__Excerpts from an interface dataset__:
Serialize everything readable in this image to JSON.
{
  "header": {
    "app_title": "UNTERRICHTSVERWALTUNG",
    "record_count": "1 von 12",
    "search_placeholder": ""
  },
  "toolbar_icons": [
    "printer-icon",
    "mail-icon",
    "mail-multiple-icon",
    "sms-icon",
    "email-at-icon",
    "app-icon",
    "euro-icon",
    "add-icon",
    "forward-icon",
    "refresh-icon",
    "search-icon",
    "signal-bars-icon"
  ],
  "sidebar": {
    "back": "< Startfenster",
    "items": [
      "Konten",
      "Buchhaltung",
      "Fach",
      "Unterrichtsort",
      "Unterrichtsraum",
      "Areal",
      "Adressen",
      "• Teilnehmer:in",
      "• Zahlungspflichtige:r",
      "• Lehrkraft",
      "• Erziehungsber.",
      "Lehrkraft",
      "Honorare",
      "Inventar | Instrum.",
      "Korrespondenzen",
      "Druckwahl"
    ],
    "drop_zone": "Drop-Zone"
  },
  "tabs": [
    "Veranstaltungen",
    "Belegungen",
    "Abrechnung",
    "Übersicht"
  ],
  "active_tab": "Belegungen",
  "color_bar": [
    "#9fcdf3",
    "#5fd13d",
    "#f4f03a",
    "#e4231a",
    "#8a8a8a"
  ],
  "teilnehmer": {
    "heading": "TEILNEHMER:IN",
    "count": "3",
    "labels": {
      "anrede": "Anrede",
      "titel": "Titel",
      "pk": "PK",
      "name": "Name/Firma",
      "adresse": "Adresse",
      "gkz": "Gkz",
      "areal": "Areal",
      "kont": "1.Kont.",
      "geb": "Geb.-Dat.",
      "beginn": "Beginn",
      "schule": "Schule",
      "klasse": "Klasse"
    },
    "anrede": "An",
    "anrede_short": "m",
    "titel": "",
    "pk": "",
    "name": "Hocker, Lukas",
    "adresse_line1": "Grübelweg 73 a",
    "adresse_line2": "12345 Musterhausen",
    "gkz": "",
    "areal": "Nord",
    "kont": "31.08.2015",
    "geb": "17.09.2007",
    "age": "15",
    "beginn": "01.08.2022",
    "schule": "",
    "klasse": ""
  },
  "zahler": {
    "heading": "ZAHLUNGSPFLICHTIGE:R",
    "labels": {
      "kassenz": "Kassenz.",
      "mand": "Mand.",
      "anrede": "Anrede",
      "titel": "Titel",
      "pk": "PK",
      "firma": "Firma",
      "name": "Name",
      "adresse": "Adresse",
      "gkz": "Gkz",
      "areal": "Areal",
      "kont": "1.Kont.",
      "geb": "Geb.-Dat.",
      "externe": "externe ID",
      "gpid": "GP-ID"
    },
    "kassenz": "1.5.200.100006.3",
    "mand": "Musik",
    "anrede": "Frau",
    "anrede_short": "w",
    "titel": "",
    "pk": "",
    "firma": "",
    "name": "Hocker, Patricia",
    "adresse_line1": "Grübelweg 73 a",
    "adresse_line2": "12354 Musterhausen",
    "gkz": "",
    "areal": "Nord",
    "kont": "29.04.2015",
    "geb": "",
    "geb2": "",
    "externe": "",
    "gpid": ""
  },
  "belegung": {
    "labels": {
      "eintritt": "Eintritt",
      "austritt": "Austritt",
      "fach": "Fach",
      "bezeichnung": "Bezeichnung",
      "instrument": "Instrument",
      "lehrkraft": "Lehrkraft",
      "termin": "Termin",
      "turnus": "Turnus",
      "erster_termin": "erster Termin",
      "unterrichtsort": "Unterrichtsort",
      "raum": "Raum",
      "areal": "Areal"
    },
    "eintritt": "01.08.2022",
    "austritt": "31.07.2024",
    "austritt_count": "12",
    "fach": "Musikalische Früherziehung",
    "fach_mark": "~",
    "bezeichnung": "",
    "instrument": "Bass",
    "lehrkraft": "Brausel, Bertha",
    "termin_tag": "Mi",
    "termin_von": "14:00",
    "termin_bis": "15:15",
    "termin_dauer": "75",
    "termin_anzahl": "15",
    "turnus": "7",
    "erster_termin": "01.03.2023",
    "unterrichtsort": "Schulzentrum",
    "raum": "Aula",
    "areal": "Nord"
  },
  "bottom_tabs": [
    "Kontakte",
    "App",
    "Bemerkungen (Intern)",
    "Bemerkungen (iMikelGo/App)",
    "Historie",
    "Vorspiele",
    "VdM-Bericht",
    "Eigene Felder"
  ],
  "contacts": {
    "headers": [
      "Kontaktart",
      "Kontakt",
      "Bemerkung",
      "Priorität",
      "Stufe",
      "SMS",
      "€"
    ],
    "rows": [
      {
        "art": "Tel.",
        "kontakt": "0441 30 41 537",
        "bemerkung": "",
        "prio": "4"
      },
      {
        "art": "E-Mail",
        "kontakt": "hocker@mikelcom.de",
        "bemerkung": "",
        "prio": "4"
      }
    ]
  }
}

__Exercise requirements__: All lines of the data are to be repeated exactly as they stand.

__Answer to this task__:
Serialize everything readable in this image to JSON.
{
  "header": {
    "app_title": "UNTERRICHTSVERWALTUNG",
    "record_count": "1 von 12",
    "search_placeholder": ""
  },
  "toolbar_icons": [
    "printer-icon",
    "mail-icon",
    "mail-multiple-icon",
    "sms-icon",
    "email-at-icon",
    "app-icon",
    "euro-icon",
    "add-icon",
    "forward-icon",
    "refresh-icon",
    "search-icon",
    "signal-bars-icon"
  ],
  "sidebar": {
    "back": "< Startfenster",
    "items": [
      "Konten",
      "Buchhaltung",
      "Fach",
      "Unterrichtsort",
      "Unterrichtsraum",
      "Areal",
      "Adressen",
      "• Teilnehmer:in",
      "• Zahlungspflichtige:r",
      "• Lehrkraft",
      "• Erziehungsber.",
      "Lehrkraft",
      "Honorare",
      "Inventar | Instrum.",
      "Korrespondenzen",
      "Druckwahl"
    ],
    "drop_zone": "Drop-Zone"
  },
  "tabs": [
    "Veranstaltungen",
    "Belegungen",
    "Abrechnung",
    "Übersicht"
  ],
  "active_tab": "Belegungen",
  "color_bar": [
    "#9fcdf3",
    "#5fd13d",
    "#f4f03a",
    "#e4231a",
    "#8a8a8a"
  ],
  "teilnehmer": {
    "heading": "TEILNEHMER:IN",
    "count": "3",
    "labels": {
      "anrede": "Anrede",
      "titel": "Titel",
      "pk": "PK",
      "name": "Name/Firma",
      "adresse": "Adresse",
      "gkz": "Gkz",
      "areal": "Areal",
      "kont": "1.Kont.",
      "geb": "Geb.-Dat.",
      "beginn": "Beginn",
      "schule": "Schule",
      "klasse": "Klasse"
    },
    "anrede": "An",
    "anrede_short": "m",
    "titel": "",
    "pk": "",
    "name": "Hocker, Lukas",
    "adresse_line1": "Grübelweg 73 a",
    "adresse_line2": "12345 Musterhausen",
    "gkz": "",
    "areal": "Nord",
    "kont": "31.08.2015",
    "geb": "17.09.2007",
    "age": "15",
    "beginn": "01.08.2022",
    "schule": "",
    "klasse": ""
  },
  "zahler": {
    "heading": "ZAHLUNGSPFLICHTIGE:R",
    "labels": {
      "kassenz": "Kassenz.",
      "mand": "Mand.",
      "anrede": "Anrede",
      "titel": "Titel",
      "pk": "PK",
      "firma": "Firma",
      "name": "Name",
      "adresse": "Adresse",
      "gkz": "Gkz",
      "areal": "Areal",
      "kont": "1.Kont.",
      "geb": "Geb.-Dat.",
      "externe": "externe ID",
      "gpid": "GP-ID"
    },
    "kassenz": "1.5.200.100006.3",
    "mand": "Musik",
    "anrede": "Frau",
    "anrede_short": "w",
    "titel": "",
    "pk": "",
    "firma": "",
    "name": "Hocker, Patricia",
    "adresse_line1": "Grübelweg 73 a",
    "adresse_line2": "12354 Musterhausen",
    "gkz": "",
    "areal": "Nord",
    "kont": "29.04.2015",
    "geb": "",
    "geb2": "",
    "externe": "",
    "gpid": ""
  },
  "belegung": {
    "labels": {
      "eintritt": "Eintritt",
      "austritt": "Austritt",
      "fach": "Fach",
      "bezeichnung": "Bezeichnung",
      "instrument": "Instrument",
      "lehrkraft": "Lehrkraft",
      "termin": "Termin",
      "turnus": "Turnus",
      "erster_termin": "erster Termin",
      "unterrichtsort": "Unterrichtsort",
      "raum": "Raum",
      "areal": "Areal"
    },
    "eintritt": "01.08.2022",
    "austritt": "31.07.2024",
    "austritt_count": "12",
    "fach": "Musikalische Früherziehung",
    "fach_mark": "~",
    "bezeichnung": "",
    "instrument": "Bass",
    "lehrkraft": "Brausel, Bertha",
    "termin_tag": "Mi",
    "termin_von": "14:00",
    "termin_bis": "15:15",
    "termin_dauer": "75",
    "termin_anzahl": "15",
    "turnus": "7",
    "erster_termin": "01.03.2023",
    "unterrichtsort": "Schulzentrum",
    "raum": "Aula",
    "areal": "Nord"
  },
  "bottom_tabs": [
    "Kontakte",
    "App",
    "Bemerkungen (Intern)",
    "Bemerkungen (iMikelGo/App)",
    "Historie",
    "Vorspiele",
    "VdM-Bericht",
    "Eigene Felder"
  ],
  "contacts": {
    "headers": [
      "Kontaktart",
      "Kontakt",
      "Bemerkung",
      "Priorität",
      "Stufe",
      "SMS",
      "€"
    ],
    "rows": [
      {
        "art": "Tel.",
        "kontakt": "0441 30 41 537",
        "bemerkung": "",
        "prio": "4"
      },
      {
        "art": "E-Mail",
        "kontakt": "hocker@mikelcom.de",
        "bemerkung": "",
        "prio": "4"
      }
    ]
  }
}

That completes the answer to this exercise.